TASK TO COMPLETE: All of the data should be restated word for word.

GIVEN ENTRIES:
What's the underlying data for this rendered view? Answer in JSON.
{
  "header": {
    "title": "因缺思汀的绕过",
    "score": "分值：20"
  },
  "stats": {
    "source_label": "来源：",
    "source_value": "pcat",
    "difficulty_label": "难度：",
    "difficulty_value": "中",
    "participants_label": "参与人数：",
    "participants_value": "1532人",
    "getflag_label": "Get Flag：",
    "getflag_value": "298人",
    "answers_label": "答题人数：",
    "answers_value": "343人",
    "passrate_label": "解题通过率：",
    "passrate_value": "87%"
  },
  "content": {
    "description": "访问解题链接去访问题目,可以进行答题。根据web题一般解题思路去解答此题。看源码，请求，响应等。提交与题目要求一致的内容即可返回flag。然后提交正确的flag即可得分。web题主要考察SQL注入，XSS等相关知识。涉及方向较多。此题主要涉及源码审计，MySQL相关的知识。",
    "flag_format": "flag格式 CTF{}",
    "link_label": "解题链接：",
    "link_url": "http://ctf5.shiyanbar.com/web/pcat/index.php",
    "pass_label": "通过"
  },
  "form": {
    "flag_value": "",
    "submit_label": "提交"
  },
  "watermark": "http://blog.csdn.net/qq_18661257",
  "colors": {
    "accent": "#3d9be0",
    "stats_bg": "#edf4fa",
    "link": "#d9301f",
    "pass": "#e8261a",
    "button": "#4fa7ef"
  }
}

OUTPUT FOR THIS TASK:
What's the underlying data for this rendered view? Answer in JSON.
{
  "header": {
    "title": "因缺思汀的绕过",
    "score": "分值：20"
  },
  "stats": {
    "source_label": "来源：",
    "source_value": "pcat",
    "difficulty_label": "难度：",
    "difficulty_value": "中",
    "participants_label": "参与人数：",
    "participants_value": "1532人",
    "getflag_label": "Get Flag：",
    "getflag_value": "298人",
    "answers_label": "答题人数：",
    "answers_value": "343人",
    "passrate_label": "解题通过率：",
    "passrate_value": "87%"
  },
  "content": {
    "description": "访问解题链接去访问题目,可以进行答题。根据web题一般解题思路去解答此题。看源码，请求，响应等。提交与题目要求一致的内容即可返回flag。然后提交正确的flag即可得分。web题主要考察SQL注入，XSS等相关知识。涉及方向较多。此题主要涉及源码审计，MySQL相关的知识。",
    "flag_format": "flag格式 CTF{}",
    "link_label": "解题链接：",
    "link_url": "http://ctf5.shiyanbar.com/web/pcat/index.php",
    "pass_label": "通过"
  },
  "form": {
    "flag_value": "",
    "submit_label": "提交"
  },
  "watermark": "http://blog.csdn.net/qq_18661257",
  "colors": {
    "accent": "#3d9be0",
    "stats_bg": "#edf4fa",
    "link": "#d9301f",
    "pass": "#e8261a",
    "button": "#4fa7ef"
  }
}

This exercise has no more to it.